To make steering easier, a convex surface on each side of the front mudguard moves air flow away from the front wheel, smoothly directing it to the fairing sides. Cooling air for radiator and oil cooler is optimised by aerodynamic management of both velocity and pressure of air flowing from the tyre.
The lower fairing extends close to the rear tyre, and is shaped to channel air downward. This has two effects: in dry conditions, less air hits the tyre, lowering drag; in the wet, less water hits the tyre, improving grip. To let air flow around the rider’s feet with minimum resistance the sides of the rear hugger are carefully shaped, while its upper side is cut-out to vent air that channels up from underneath either side of the swingarm, decreasing rear lift.
The net result, with the Fireblade in stock race trim, is a best-in-class drag coefficient value of 0.270.
To generate downforce at track speeds – and maintain the smallest possible frontal area – the fairing also employs winglet structures that effectively generate the same downforce as the 2018 RC213V MotoGP machine. The results are a reduction in wheelies under acceleration and increased stability on braking and corner entry.
Three wings are arranged in a vertical line inside both left and right fairing ducts. This
arrangement (vertically deep and longitudinally shallow) has no detrimental effect on yaw and roll ability during corner entry. And the consistent distance between the trailing wing tips and the inner fairing wall limits separation of the airflow, producing maximum downforce.
The wing angle balances opposing right/left downforces from the dihedral and twist angles when yaw occurs through a corner, for stable behaviour. Flow speeds over the top and
below the wings differ to prevent air getting ‘trapped’ on the fairing sides and affecting handling.
For full and intuitive control of the Fireblade’s systems there’s a high resolution, full colour 5-inch TFT screen. It’s fully customisable to show exactly what the rider wants to see. The compact left hand switchgear houses a four-way switch; fast and easy to use, the top/bottom buttons set riding mode parameters, while the left/right buttons cycle screen display information.
Honda’s Smart Key System operates the ignition without having to insert a key, and the handlebar lock.
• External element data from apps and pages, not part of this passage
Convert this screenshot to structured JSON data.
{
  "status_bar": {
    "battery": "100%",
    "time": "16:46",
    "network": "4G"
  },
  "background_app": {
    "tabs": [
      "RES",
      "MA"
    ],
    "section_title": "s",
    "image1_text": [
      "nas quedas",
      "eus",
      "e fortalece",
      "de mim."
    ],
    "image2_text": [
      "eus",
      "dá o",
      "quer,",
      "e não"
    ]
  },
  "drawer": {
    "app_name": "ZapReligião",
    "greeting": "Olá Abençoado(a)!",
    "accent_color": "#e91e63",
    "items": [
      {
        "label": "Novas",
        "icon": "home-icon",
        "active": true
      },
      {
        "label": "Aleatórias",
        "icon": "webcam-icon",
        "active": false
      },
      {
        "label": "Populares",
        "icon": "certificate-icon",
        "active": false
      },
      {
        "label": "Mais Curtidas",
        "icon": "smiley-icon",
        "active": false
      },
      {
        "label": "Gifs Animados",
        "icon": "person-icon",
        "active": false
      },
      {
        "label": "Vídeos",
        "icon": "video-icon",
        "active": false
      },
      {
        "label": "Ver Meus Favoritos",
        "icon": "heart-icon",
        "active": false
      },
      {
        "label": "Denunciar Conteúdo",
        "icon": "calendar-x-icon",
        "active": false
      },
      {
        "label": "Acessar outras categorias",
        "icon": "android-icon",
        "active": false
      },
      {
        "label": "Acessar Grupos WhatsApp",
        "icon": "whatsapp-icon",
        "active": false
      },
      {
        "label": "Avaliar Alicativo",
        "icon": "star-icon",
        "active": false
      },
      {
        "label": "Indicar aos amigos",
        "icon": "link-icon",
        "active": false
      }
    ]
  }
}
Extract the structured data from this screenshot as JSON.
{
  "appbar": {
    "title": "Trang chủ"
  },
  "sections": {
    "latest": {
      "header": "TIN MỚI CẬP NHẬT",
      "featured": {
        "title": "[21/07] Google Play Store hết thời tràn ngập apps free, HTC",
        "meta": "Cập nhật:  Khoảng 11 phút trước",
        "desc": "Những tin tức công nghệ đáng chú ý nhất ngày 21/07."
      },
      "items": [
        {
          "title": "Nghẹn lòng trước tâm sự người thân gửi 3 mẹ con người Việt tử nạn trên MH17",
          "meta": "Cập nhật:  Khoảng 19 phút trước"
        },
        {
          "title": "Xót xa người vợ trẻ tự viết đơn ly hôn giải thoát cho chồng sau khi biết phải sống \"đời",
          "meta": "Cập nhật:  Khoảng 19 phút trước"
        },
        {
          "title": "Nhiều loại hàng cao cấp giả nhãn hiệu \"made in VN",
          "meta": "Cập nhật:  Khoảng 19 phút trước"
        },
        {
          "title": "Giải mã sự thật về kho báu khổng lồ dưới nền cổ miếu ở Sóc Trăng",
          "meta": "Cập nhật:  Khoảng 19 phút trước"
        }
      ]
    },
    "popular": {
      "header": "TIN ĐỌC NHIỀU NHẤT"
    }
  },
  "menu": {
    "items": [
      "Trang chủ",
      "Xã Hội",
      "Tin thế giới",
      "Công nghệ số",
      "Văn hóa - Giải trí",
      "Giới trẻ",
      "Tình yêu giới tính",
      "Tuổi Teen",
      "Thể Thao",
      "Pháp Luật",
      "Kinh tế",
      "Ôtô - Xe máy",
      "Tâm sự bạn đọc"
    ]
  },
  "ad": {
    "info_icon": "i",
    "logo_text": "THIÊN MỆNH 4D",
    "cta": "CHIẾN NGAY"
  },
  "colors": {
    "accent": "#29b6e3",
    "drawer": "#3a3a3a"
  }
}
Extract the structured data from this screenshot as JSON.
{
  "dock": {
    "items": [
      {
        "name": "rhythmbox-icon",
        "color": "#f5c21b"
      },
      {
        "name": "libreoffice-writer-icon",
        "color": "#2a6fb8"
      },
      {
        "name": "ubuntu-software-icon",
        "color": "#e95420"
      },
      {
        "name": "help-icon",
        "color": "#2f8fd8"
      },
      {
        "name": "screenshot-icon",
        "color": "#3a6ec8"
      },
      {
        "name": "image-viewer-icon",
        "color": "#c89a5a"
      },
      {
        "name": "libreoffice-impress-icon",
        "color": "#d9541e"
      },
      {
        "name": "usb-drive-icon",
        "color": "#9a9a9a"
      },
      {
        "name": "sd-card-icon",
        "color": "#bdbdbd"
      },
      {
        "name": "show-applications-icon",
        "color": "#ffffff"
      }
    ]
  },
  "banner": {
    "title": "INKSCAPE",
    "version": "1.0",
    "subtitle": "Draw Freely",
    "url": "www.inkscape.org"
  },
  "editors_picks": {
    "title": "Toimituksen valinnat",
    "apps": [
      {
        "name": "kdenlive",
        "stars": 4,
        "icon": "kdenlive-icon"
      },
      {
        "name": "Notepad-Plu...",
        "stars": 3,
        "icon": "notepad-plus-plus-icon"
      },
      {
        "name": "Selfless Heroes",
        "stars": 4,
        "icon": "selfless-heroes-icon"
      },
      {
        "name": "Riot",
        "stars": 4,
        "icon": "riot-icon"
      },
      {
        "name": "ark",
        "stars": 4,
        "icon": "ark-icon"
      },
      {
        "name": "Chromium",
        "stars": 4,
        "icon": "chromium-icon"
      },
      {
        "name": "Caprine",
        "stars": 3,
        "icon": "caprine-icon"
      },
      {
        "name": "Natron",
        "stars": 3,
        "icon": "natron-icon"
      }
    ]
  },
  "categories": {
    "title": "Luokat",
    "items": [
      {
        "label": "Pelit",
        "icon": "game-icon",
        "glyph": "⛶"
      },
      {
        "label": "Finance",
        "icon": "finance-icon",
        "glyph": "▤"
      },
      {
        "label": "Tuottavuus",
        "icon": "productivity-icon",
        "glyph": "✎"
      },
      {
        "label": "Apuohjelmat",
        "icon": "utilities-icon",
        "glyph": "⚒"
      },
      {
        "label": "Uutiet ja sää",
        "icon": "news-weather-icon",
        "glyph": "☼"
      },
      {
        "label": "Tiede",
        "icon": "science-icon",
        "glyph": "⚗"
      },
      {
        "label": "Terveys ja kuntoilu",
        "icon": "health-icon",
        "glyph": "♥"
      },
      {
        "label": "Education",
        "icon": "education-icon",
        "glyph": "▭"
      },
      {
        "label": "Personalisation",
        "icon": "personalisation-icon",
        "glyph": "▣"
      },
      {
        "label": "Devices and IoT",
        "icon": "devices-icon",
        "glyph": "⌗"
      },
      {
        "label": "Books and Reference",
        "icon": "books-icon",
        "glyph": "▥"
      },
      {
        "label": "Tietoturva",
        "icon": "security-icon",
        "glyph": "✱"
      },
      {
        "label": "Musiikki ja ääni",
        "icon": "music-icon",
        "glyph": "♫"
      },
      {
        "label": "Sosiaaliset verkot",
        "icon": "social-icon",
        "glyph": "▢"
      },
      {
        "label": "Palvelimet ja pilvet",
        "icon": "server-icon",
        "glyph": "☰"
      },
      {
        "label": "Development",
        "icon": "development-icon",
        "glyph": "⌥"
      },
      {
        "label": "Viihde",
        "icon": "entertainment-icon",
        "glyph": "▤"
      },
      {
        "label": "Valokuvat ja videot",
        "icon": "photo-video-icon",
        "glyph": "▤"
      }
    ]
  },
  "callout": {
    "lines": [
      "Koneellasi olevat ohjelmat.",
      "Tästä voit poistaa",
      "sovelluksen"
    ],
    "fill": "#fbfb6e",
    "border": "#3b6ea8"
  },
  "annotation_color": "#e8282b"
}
This is both convenient in day-to-day use and allows use of a competition-style top yoke, with optimum space for the ram air system.